The Mammal Collection is composed of 5,008 specimens. Most of our holdings are prepared as skins and skulls, although 20% of the collection consists of complete skeletal material. The collection contains 527 fluid-preserved specimens.
The greatest strength of our Mammal Collection is taxonomic diversity.
The collection is composed of mammals from every continent and contains at least one representative of almost every mammalian order. This is remarkable considering the difficulty of obtaining specimens from remote geographic regions and representatives of species that are strictly regulated by CITES (e.g., platypus, echidna, tiger, tapir, monkeys, many Australian marsupials).
Reflecting the many years that Dave Klingener devoted to the Mammal collections, we have especially strong collections of bats (both local and Neotropical species) and Massachusetts mammals. The latter not is not limited to small mammals but includes carnivores (bear, bobcat, fisher, etc.), cetaceans (whales and dolphins), and artiodactyls (deer and moose). The cetacean collection is a unique asset and contains specimens representing a dozen species of toothed and baleen whales.

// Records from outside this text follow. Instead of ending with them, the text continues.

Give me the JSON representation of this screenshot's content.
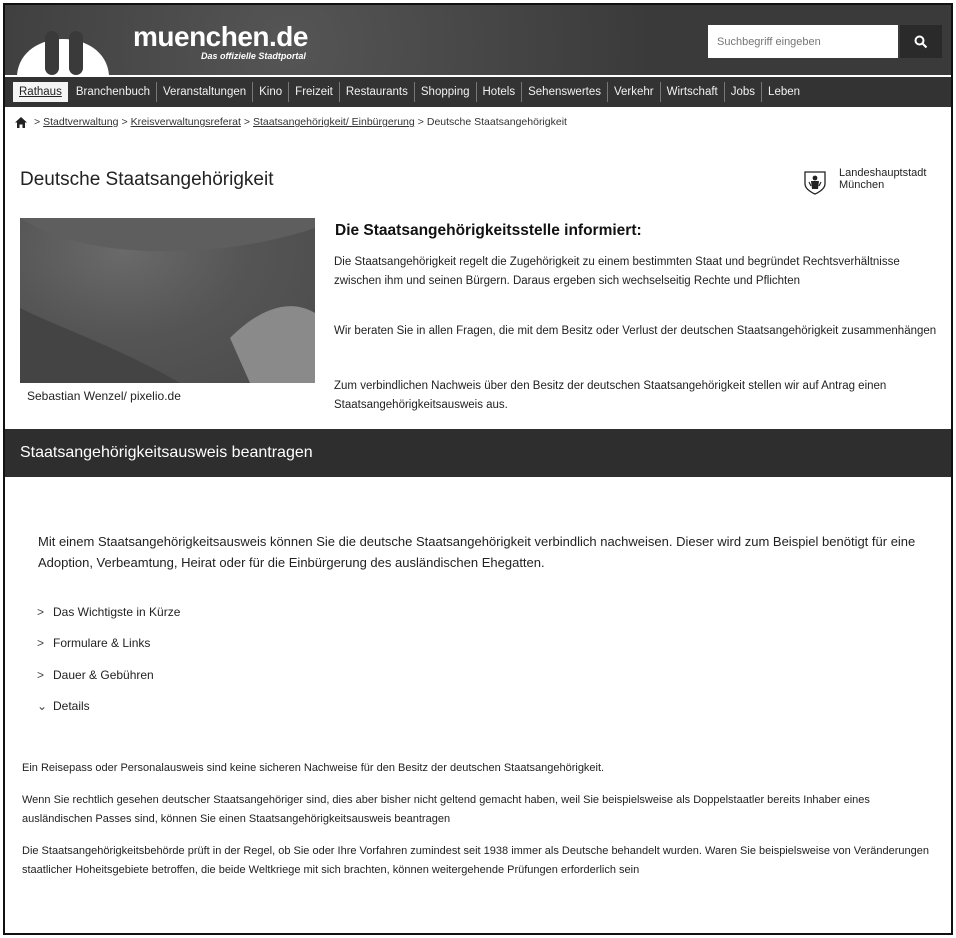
{
  "header": {
    "logo_text": "muenchen.de",
    "logo_sub": "Das offizielle Stadtportal",
    "search_placeholder": "Suchbegriff eingeben",
    "search_icon": "search-icon"
  },
  "nav": {
    "items": [
      "Rathaus",
      "Branchenbuch",
      "Veranstaltungen",
      "Kino",
      "Freizeit",
      "Restaurants",
      "Shopping",
      "Hotels",
      "Sehenswertes",
      "Verkehr",
      "Wirtschaft",
      "Jobs",
      "Leben"
    ]
  },
  "breadcrumb": {
    "home_icon": "home-icon",
    "separator": ">",
    "links": [
      "Stadtverwaltung",
      "Kreisverwaltungsreferat",
      "Staatsangehörigkeit/ Einbürgerung"
    ],
    "current": "Deutsche Staatsangehörigkeit"
  },
  "page": {
    "title": "Deutsche Staatsangehörigkeit",
    "emblem_icon": "city-emblem-icon",
    "city_line1": "Landeshauptstadt",
    "city_line2": "München"
  },
  "hero": {
    "caption": "Sebastian Wenzel/ pixelio.de"
  },
  "intro": {
    "heading": "Die Staatsangehörigkeitsstelle informiert:",
    "p1": "Die Staatsangehörigkeit regelt die Zugehörigkeit zu einem bestimmten Staat und begründet Rechtsverhältnisse zwischen ihm und seinen Bürgern. Daraus ergeben sich wechselseitig Rechte und Pflichten",
    "p2": "Wir beraten Sie in allen Fragen, die mit dem Besitz oder Verlust der deutschen Staatsangehörigkeit zusammenhängen",
    "p3": "Zum verbindlichen Nachweis über den Besitz der deutschen Staatsangehörigkeit stellen wir auf Antrag einen Staatsangehörigkeitsausweis aus."
  },
  "section": {
    "title": "Staatsangehörigkeitsausweis beantragen",
    "lead": "Mit einem Staatsangehörigkeitsausweis können Sie die deutsche Staatsangehörigkeit verbindlich nachweisen. Dieser wird zum Beispiel benötigt für eine Adoption, Verbeamtung, Heirat oder für die Einbürgerung des ausländischen Ehegatten."
  },
  "accordion": {
    "items": [
      {
        "label": "Das Wichtigste in Kürze",
        "chevron": ">"
      },
      {
        "label": "Formulare & Links",
        "chevron": ">"
      },
      {
        "label": "Dauer & Gebühren",
        "chevron": ">"
      },
      {
        "label": "Details",
        "chevron": "⌄"
      }
    ]
  },
  "details": {
    "p1": "Ein Reisepass oder Personalausweis sind keine sicheren Nachweise für den Besitz der deutschen Staatsangehörigkeit.",
    "p2": "Wenn Sie rechtlich gesehen deutscher Staatsangehöriger sind, dies aber bisher nicht geltend gemacht haben, weil Sie beispielsweise als Doppelstaatler bereits Inhaber eines ausländischen Passes sind, können Sie einen Staatsangehörigkeitsausweis beantragen",
    "p3": "Die Staatsangehörigkeitsbehörde prüft in der Regel, ob Sie oder Ihre Vorfahren zumindest seit 1938 immer als Deutsche behandelt wurden. Waren Sie beispielsweise von Veränderungen staatlicher Hoheitsgebiete betroffen, die beide Weltkriege mit sich brachten, können weitergehende Prüfungen erforderlich sein"
  }
}
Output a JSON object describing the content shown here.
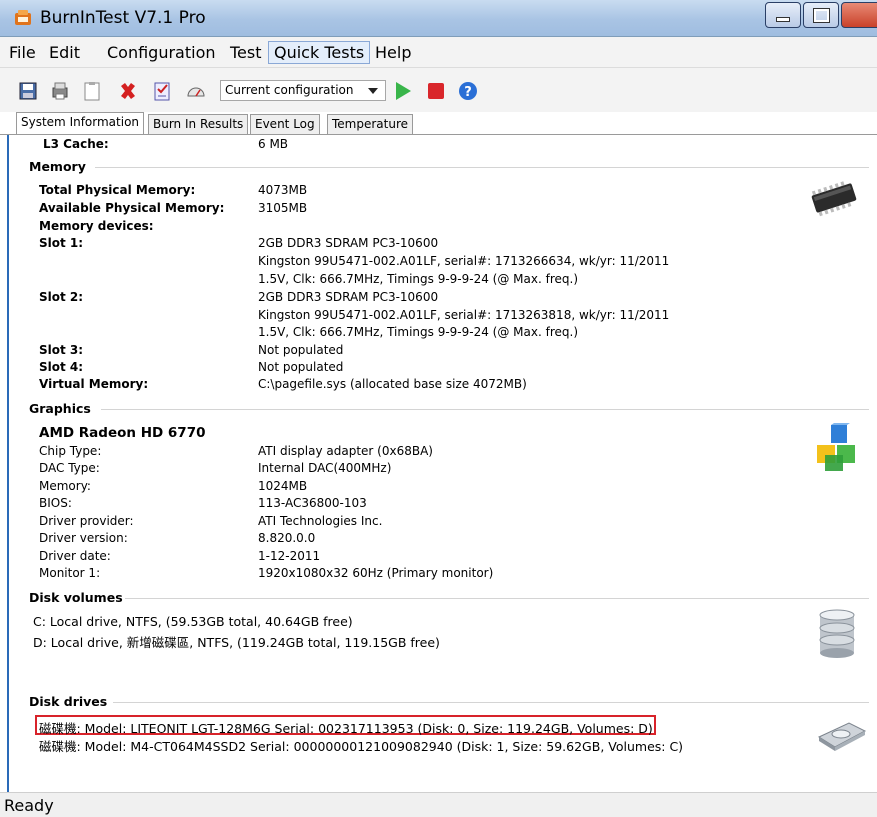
{
  "window": {
    "title": "BurnInTest V7.1 Pro"
  },
  "menu": [
    "File",
    "Edit",
    "Configuration",
    "Test",
    "Quick Tests",
    "Help"
  ],
  "toolbar": {
    "config_value": "Current configuration"
  },
  "tabs": [
    "System Information",
    "Burn In Results",
    "Event Log",
    "Temperature"
  ],
  "cpu_partial": {
    "label": "L3 Cache:",
    "value": "6 MB"
  },
  "memory": {
    "header": "Memory",
    "rows": [
      {
        "label": "Total Physical Memory:",
        "value": "4073MB"
      },
      {
        "label": "Available Physical Memory:",
        "value": "3105MB"
      },
      {
        "label": "Memory devices:",
        "value": ""
      },
      {
        "label": "Slot 1:",
        "value": "2GB DDR3 SDRAM PC3-10600"
      },
      {
        "label": "",
        "value": "Kingston 99U5471-002.A01LF, serial#: 1713266634, wk/yr: 11/2011"
      },
      {
        "label": "",
        "value": "1.5V, Clk: 666.7MHz, Timings 9-9-9-24 (@ Max. freq.)"
      },
      {
        "label": "Slot 2:",
        "value": "2GB DDR3 SDRAM PC3-10600"
      },
      {
        "label": "",
        "value": "Kingston 99U5471-002.A01LF, serial#: 1713263818, wk/yr: 11/2011"
      },
      {
        "label": "",
        "value": "1.5V, Clk: 666.7MHz, Timings 9-9-9-24 (@ Max. freq.)"
      },
      {
        "label": "Slot 3:",
        "value": "Not populated"
      },
      {
        "label": "Slot 4:",
        "value": "Not populated"
      },
      {
        "label": "Virtual Memory:",
        "value": "C:\\pagefile.sys (allocated base size 4072MB)"
      }
    ]
  },
  "graphics": {
    "header": "Graphics",
    "card_name": "AMD Radeon HD 6770",
    "rows": [
      {
        "label": "Chip Type:",
        "value": "ATI display adapter (0x68BA)"
      },
      {
        "label": "DAC Type:",
        "value": "Internal DAC(400MHz)"
      },
      {
        "label": "Memory:",
        "value": "1024MB"
      },
      {
        "label": "BIOS:",
        "value": "113-AC36800-103"
      },
      {
        "label": "Driver provider:",
        "value": "ATI Technologies Inc."
      },
      {
        "label": "Driver version:",
        "value": "8.820.0.0"
      },
      {
        "label": "Driver date:",
        "value": "1-12-2011"
      },
      {
        "label": "Monitor 1:",
        "value": "1920x1080x32 60Hz (Primary monitor)"
      }
    ]
  },
  "disk_volumes": {
    "header": "Disk volumes",
    "items": [
      "C: Local drive, NTFS, (59.53GB total, 40.64GB free)",
      "D: Local drive, 新增磁碟區, NTFS, (119.24GB total, 119.15GB free)"
    ]
  },
  "disk_drives": {
    "header": "Disk drives",
    "items": [
      "磁碟機: Model: LITEONIT LGT-128M6G Serial: 002317113953 (Disk: 0, Size: 119.24GB, Volumes: D)",
      "磁碟機: Model: M4-CT064M4SSD2 Serial: 00000000121009082940 (Disk: 1, Size: 59.62GB, Volumes: C)"
    ]
  },
  "status": {
    "text": "Ready"
  }
}
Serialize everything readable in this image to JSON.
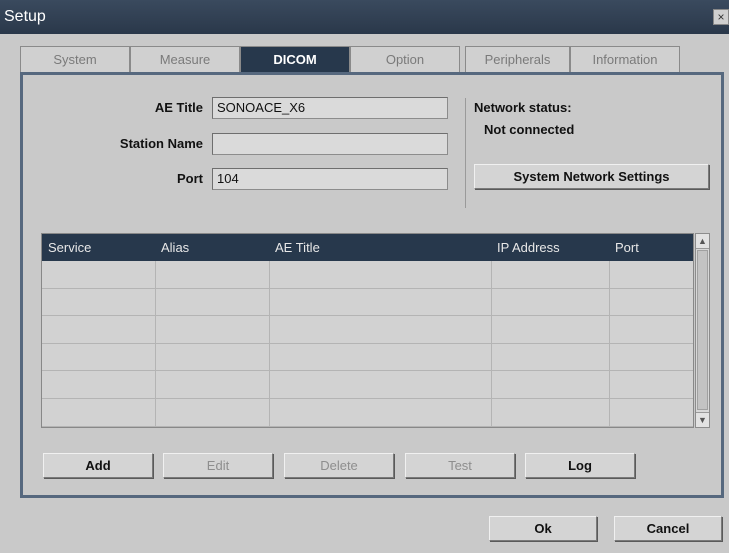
{
  "window": {
    "title": "Setup",
    "close_glyph": "×"
  },
  "tabs": [
    {
      "label": "System"
    },
    {
      "label": "Measure"
    },
    {
      "label": "DICOM"
    },
    {
      "label": "Option"
    },
    {
      "label": "Peripherals"
    },
    {
      "label": "Information"
    }
  ],
  "active_tab": "DICOM",
  "form": {
    "ae_title_label": "AE Title",
    "ae_title_value": "SONOACE_X6",
    "station_name_label": "Station Name",
    "station_name_value": "",
    "port_label": "Port",
    "port_value": "104"
  },
  "network": {
    "status_label": "Network status:",
    "status_value": "Not connected",
    "settings_button": "System Network Settings"
  },
  "table": {
    "columns": [
      "Service",
      "Alias",
      "AE Title",
      "IP Address",
      "Port"
    ],
    "rows": []
  },
  "actions": {
    "add": "Add",
    "edit": "Edit",
    "delete": "Delete",
    "test": "Test",
    "log": "Log"
  },
  "footer": {
    "ok": "Ok",
    "cancel": "Cancel"
  },
  "scrollbar": {
    "up_icon": "▲",
    "down_icon": "▼"
  },
  "colors": {
    "title_bar": "#2a384a",
    "active_tab": "#27384c",
    "panel_border": "#56687e"
  }
}
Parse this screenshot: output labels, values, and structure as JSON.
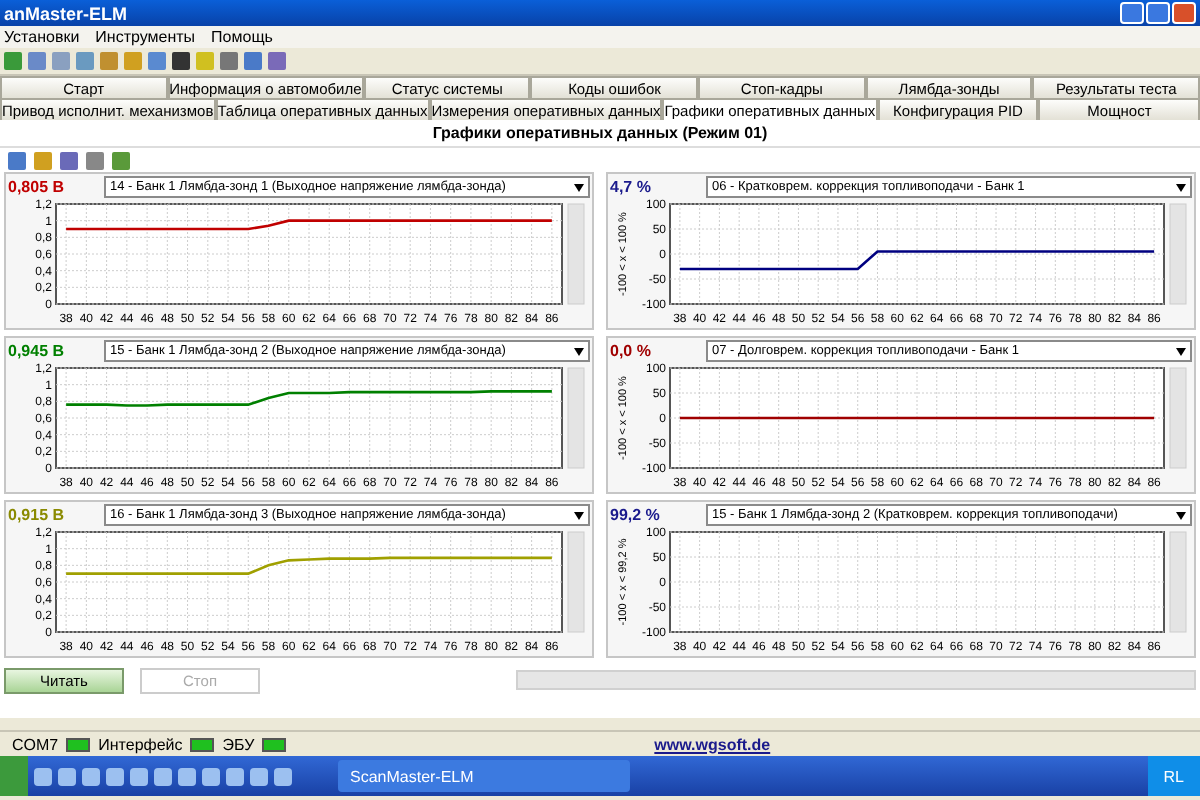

Our on-line database contains information on each of the mammal specimens in our collections. It is intended to serve as a resource for researchers who want detailed information about our holdings. The database can be searched by order, family, genus, species, and location and will return a list of species and specimen numbers. If your search does not provide what you are looking for, please contact the Collections Manager or the Curator of Mammals.
Search the Collection Database